■ **Directions for this task**: All of the records below are to be given again word for word, with the pictures removed.

(Items from a dataset)

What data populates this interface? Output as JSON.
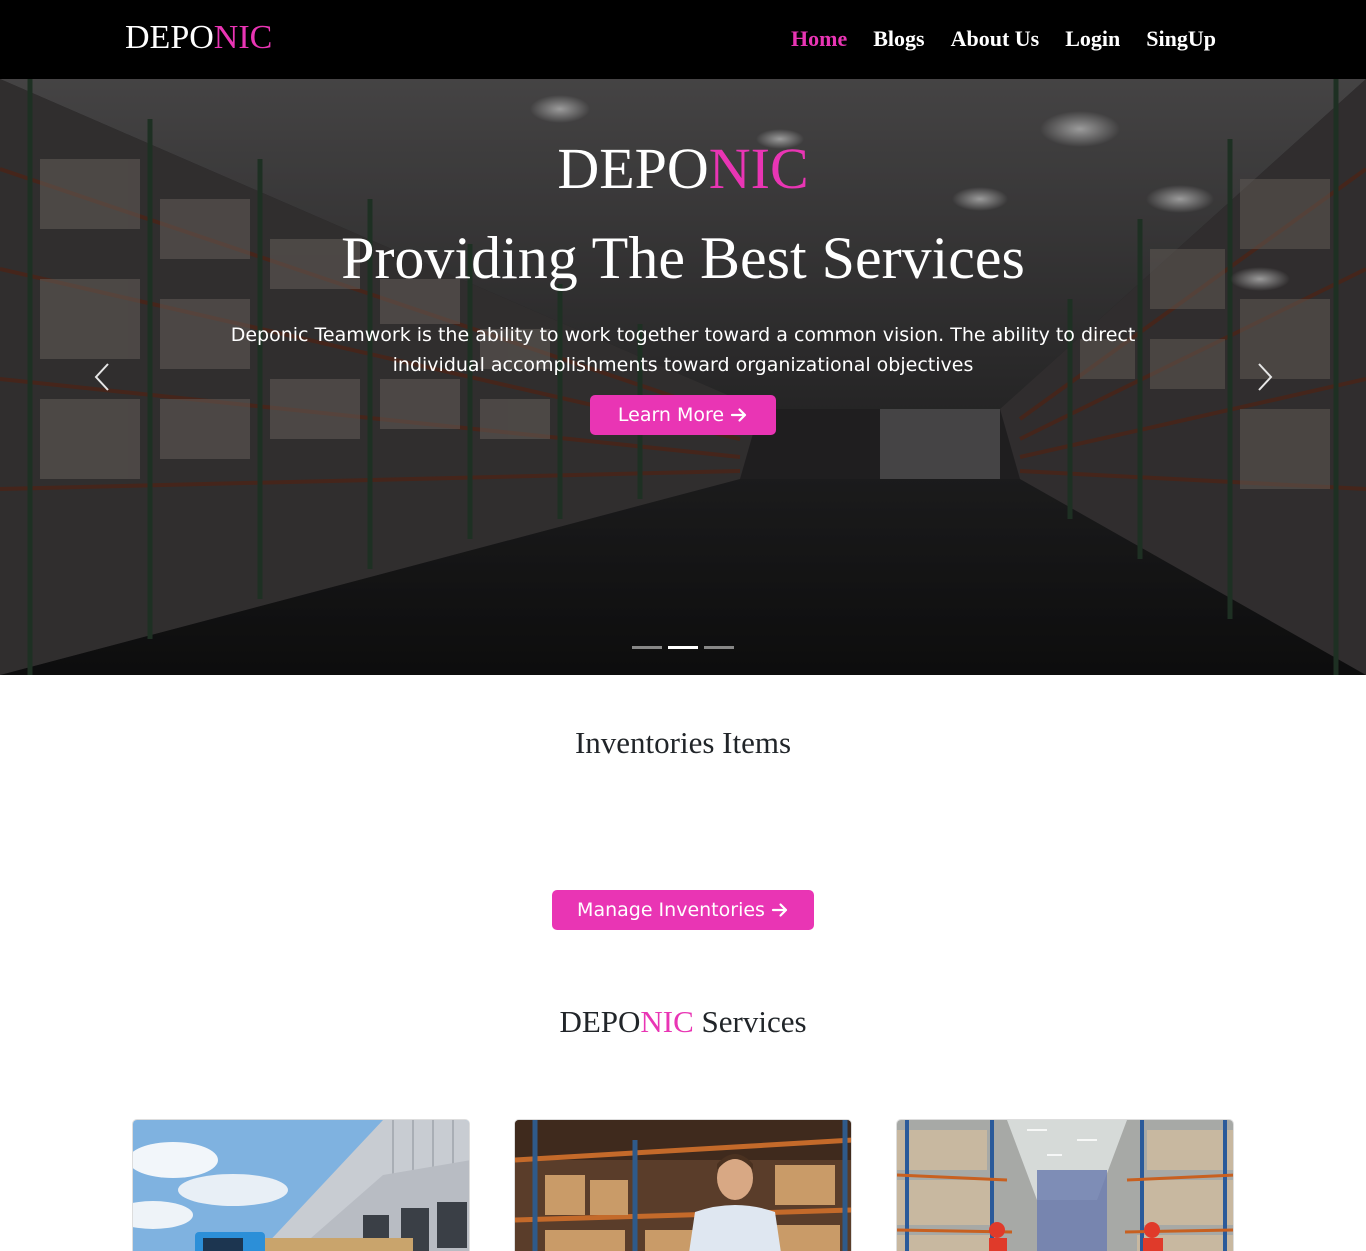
{
  "nav": {
    "brand_part1": "DEPO",
    "brand_part2": "NIC",
    "links": [
      {
        "label": "Home",
        "active": true
      },
      {
        "label": "Blogs"
      },
      {
        "label": "About Us"
      },
      {
        "label": "Login"
      },
      {
        "label": "SingUp"
      }
    ]
  },
  "hero": {
    "brand_part1": "DEPO",
    "brand_part2": "NIC",
    "title": "Providing The Best Services",
    "text": "Deponic Teamwork is the ability to work together toward a common vision. The ability to direct individual accomplishments toward organizational objectives",
    "button_label": "Learn More",
    "button_icon": "arrow-right-icon",
    "prev_icon": "chevron-left-icon",
    "next_icon": "chevron-right-icon",
    "slide_count": 3,
    "active_slide": 2
  },
  "inventory": {
    "title": "Inventories Items",
    "button_label": "Manage Inventories",
    "button_icon": "arrow-right-icon"
  },
  "services": {
    "title_part1": "DEPO",
    "title_part2": "NIC",
    "title_part3": " Services"
  },
  "colors": {
    "accent": "#e935b4",
    "navbar": "#000000"
  }
}
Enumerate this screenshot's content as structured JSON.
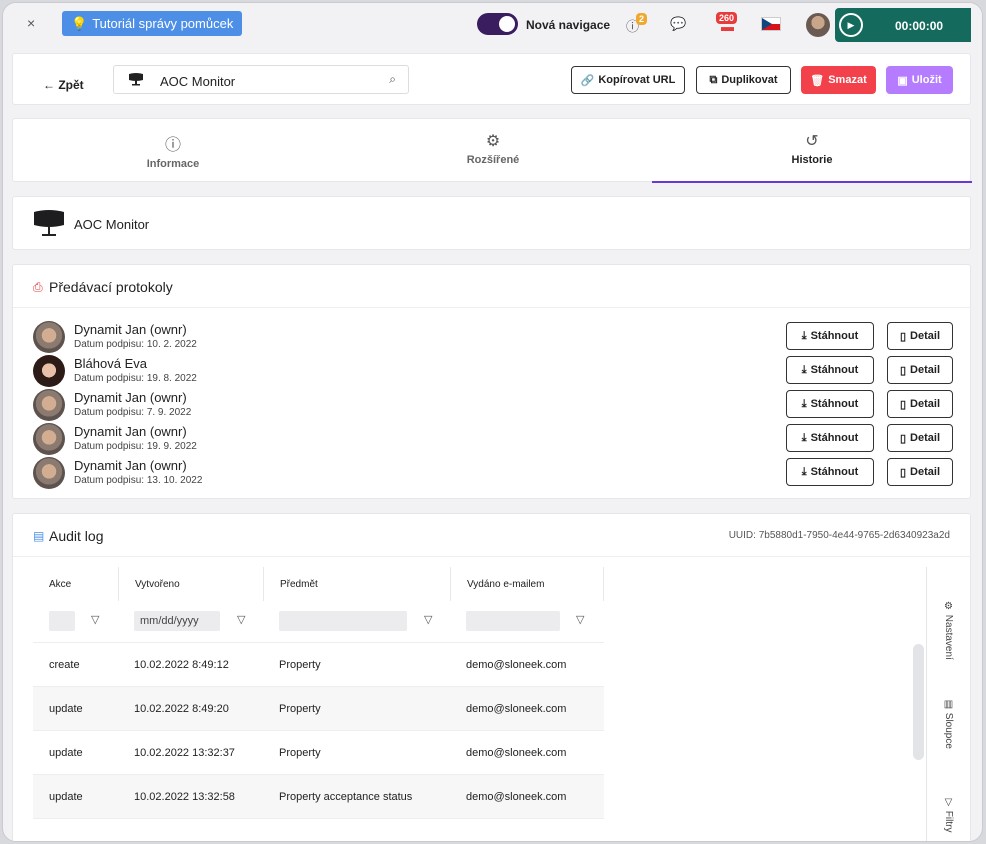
{
  "topbar": {
    "close": "×",
    "tutorial": "Tutoriál správy pomůcek",
    "nav_toggle_label": "Nová navigace",
    "alerts_badge": "2",
    "messages_badge": "260",
    "timer": "00:00:00"
  },
  "header": {
    "back": "Zpět",
    "search_value": "AOC Monitor",
    "copy_url": "Kopírovat URL",
    "duplicate": "Duplikovat",
    "delete": "Smazat",
    "save": "Uložit"
  },
  "tabs": [
    {
      "label": "Informace",
      "icon": "info-icon"
    },
    {
      "label": "Rozšířené",
      "icon": "gear-icon"
    },
    {
      "label": "Historie",
      "icon": "history-icon"
    }
  ],
  "item": {
    "name": "AOC Monitor"
  },
  "protocols": {
    "title": "Předávací protokoly",
    "download_label": "Stáhnout",
    "detail_label": "Detail",
    "rows": [
      {
        "name": "Dynamit Jan (ownr)",
        "date": "Datum podpisu: 10. 2. 2022"
      },
      {
        "name": "Bláhová Eva",
        "date": "Datum podpisu: 19. 8. 2022"
      },
      {
        "name": "Dynamit Jan (ownr)",
        "date": "Datum podpisu: 7. 9. 2022"
      },
      {
        "name": "Dynamit Jan (ownr)",
        "date": "Datum podpisu: 19. 9. 2022"
      },
      {
        "name": "Dynamit Jan (ownr)",
        "date": "Datum podpisu: 13. 10. 2022"
      }
    ]
  },
  "audit": {
    "title": "Audit log",
    "uuid": "UUID: 7b5880d1-7950-4e44-9765-2d6340923a2d",
    "columns": [
      "Akce",
      "Vytvořeno",
      "Předmět",
      "Vydáno e-mailem"
    ],
    "date_placeholder": "mm/dd/yyyy",
    "rows": [
      [
        "create",
        "10.02.2022 8:49:12",
        "Property",
        "demo@sloneek.com"
      ],
      [
        "update",
        "10.02.2022 8:49:20",
        "Property",
        "demo@sloneek.com"
      ],
      [
        "update",
        "10.02.2022 13:32:37",
        "Property",
        "demo@sloneek.com"
      ],
      [
        "update",
        "10.02.2022 13:32:58",
        "Property acceptance status",
        "demo@sloneek.com"
      ]
    ],
    "side": [
      "Nastavení",
      "Sloupce",
      "Filtry"
    ]
  }
}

■ **Solution to this exercise**:
What data populates this interface? Output as JSON.
{
  "nav": {
    "brand_part1": "DEPO",
    "brand_part2": "NIC",
    "links": [
      {
        "label": "Home",
        "active": true
      },
      {
        "label": "Blogs"
      },
      {
        "label": "About Us"
      },
      {
        "label": "Login"
      },
      {
        "label": "SingUp"
      }
    ]
  },
  "hero": {
    "brand_part1": "DEPO",
    "brand_part2": "NIC",
    "title": "Providing The Best Services",
    "text": "Deponic Teamwork is the ability to work together toward a common vision. The ability to direct individual accomplishments toward organizational objectives",
    "button_label": "Learn More",
    "button_icon": "arrow-right-icon",
    "prev_icon": "chevron-left-icon",
    "next_icon": "chevron-right-icon",
    "slide_count": 3,
    "active_slide": 2
  },
  "inventory": {
    "title": "Inventories Items",
    "button_label": "Manage Inventories",
    "button_icon": "arrow-right-icon"
  },
  "services": {
    "title_part1": "DEPO",
    "title_part2": "NIC",
    "title_part3": " Services"
  },
  "colors": {
    "accent": "#e935b4",
    "navbar": "#000000"
  }
}
Enumerate this screenshot's content as structured JSON.
{
  "topbar": {
    "close": "×",
    "tutorial": "Tutoriál správy pomůcek",
    "nav_toggle_label": "Nová navigace",
    "alerts_badge": "2",
    "messages_badge": "260",
    "timer": "00:00:00"
  },
  "header": {
    "back": "Zpět",
    "search_value": "AOC Monitor",
    "copy_url": "Kopírovat URL",
    "duplicate": "Duplikovat",
    "delete": "Smazat",
    "save": "Uložit"
  },
  "tabs": [
    {
      "label": "Informace",
      "icon": "info-icon"
    },
    {
      "label": "Rozšířené",
      "icon": "gear-icon"
    },
    {
      "label": "Historie",
      "icon": "history-icon"
    }
  ],
  "item": {
    "name": "AOC Monitor"
  },
  "protocols": {
    "title": "Předávací protokoly",
    "download_label": "Stáhnout",
    "detail_label": "Detail",
    "rows": [
      {
        "name": "Dynamit Jan (ownr)",
        "date": "Datum podpisu: 10. 2. 2022"
      },
      {
        "name": "Bláhová Eva",
        "date": "Datum podpisu: 19. 8. 2022"
      },
      {
        "name": "Dynamit Jan (ownr)",
        "date": "Datum podpisu: 7. 9. 2022"
      },
      {
        "name": "Dynamit Jan (ownr)",
        "date": "Datum podpisu: 19. 9. 2022"
      },
      {
        "name": "Dynamit Jan (ownr)",
        "date": "Datum podpisu: 13. 10. 2022"
      }
    ]
  },
  "audit": {
    "title": "Audit log",
    "uuid": "UUID: 7b5880d1-7950-4e44-9765-2d6340923a2d",
    "columns": [
      "Akce",
      "Vytvořeno",
      "Předmět",
      "Vydáno e-mailem"
    ],
    "date_placeholder": "mm/dd/yyyy",
    "rows": [
      [
        "create",
        "10.02.2022 8:49:12",
        "Property",
        "demo@sloneek.com"
      ],
      [
        "update",
        "10.02.2022 8:49:20",
        "Property",
        "demo@sloneek.com"
      ],
      [
        "update",
        "10.02.2022 13:32:37",
        "Property",
        "demo@sloneek.com"
      ],
      [
        "update",
        "10.02.2022 13:32:58",
        "Property acceptance status",
        "demo@sloneek.com"
      ]
    ],
    "side": [
      "Nastavení",
      "Sloupce",
      "Filtry"
    ]
  }
}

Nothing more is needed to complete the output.